## Work instruction
Output the entries below so that they read exactly as they do now.

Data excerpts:
>>>

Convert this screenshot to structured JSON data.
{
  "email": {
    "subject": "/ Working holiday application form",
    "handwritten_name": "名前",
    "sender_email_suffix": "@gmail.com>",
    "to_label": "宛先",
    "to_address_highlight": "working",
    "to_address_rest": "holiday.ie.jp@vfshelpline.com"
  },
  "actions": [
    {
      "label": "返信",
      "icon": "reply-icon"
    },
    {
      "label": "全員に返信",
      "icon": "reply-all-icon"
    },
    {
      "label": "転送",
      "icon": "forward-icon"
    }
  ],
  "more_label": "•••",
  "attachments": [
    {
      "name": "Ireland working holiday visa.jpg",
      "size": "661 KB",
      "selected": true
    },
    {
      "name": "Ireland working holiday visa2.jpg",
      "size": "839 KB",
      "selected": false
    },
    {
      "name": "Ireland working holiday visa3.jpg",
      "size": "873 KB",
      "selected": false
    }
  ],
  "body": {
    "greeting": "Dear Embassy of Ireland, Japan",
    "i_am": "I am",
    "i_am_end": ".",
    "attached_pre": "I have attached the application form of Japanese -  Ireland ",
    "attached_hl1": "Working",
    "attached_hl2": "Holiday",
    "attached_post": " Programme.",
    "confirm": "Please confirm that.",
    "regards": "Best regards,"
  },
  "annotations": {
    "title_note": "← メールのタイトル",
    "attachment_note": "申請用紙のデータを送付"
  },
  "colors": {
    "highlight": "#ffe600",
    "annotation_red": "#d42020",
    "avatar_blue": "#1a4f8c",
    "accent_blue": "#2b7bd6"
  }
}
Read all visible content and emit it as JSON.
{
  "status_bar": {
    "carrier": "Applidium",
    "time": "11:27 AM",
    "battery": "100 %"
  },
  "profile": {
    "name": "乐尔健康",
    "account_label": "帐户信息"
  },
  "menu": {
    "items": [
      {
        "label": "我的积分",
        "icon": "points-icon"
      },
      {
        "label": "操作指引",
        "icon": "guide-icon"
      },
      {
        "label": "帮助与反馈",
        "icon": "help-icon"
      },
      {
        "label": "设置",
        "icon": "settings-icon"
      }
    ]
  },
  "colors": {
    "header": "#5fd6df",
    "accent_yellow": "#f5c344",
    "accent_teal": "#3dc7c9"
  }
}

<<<

## Response box
Convert this screenshot to structured JSON data.
{
  "email": {
    "subject": "/ Working holiday application form",
    "handwritten_name": "名前",
    "sender_email_suffix": "@gmail.com>",
    "to_label": "宛先",
    "to_address_highlight": "working",
    "to_address_rest": "holiday.ie.jp@vfshelpline.com"
  },
  "actions": [
    {
      "label": "返信",
      "icon": "reply-icon"
    },
    {
      "label": "全員に返信",
      "icon": "reply-all-icon"
    },
    {
      "label": "転送",
      "icon": "forward-icon"
    }
  ],
  "more_label": "•••",
  "attachments": [
    {
      "name": "Ireland working holiday visa.jpg",
      "size": "661 KB",
      "selected": true
    },
    {
      "name": "Ireland working holiday visa2.jpg",
      "size": "839 KB",
      "selected": false
    },
    {
      "name": "Ireland working holiday visa3.jpg",
      "size": "873 KB",
      "selected": false
    }
  ],
  "body": {
    "greeting": "Dear Embassy of Ireland, Japan",
    "i_am": "I am",
    "i_am_end": ".",
    "attached_pre": "I have attached the application form of Japanese -  Ireland ",
    "attached_hl1": "Working",
    "attached_hl2": "Holiday",
    "attached_post": " Programme.",
    "confirm": "Please confirm that.",
    "regards": "Best regards,"
  },
  "annotations": {
    "title_note": "← メールのタイトル",
    "attachment_note": "申請用紙のデータを送付"
  },
  "colors": {
    "highlight": "#ffe600",
    "annotation_red": "#d42020",
    "avatar_blue": "#1a4f8c",
    "accent_blue": "#2b7bd6"
  }
}
Read all visible content and emit it as JSON.
{
  "status_bar": {
    "carrier": "Applidium",
    "time": "11:27 AM",
    "battery": "100 %"
  },
  "profile": {
    "name": "乐尔健康",
    "account_label": "帐户信息"
  },
  "menu": {
    "items": [
      {
        "label": "我的积分",
        "icon": "points-icon"
      },
      {
        "label": "操作指引",
        "icon": "guide-icon"
      },
      {
        "label": "帮助与反馈",
        "icon": "help-icon"
      },
      {
        "label": "设置",
        "icon": "settings-icon"
      }
    ]
  },
  "colors": {
    "header": "#5fd6df",
    "accent_yellow": "#f5c344",
    "accent_teal": "#3dc7c9"
  }
}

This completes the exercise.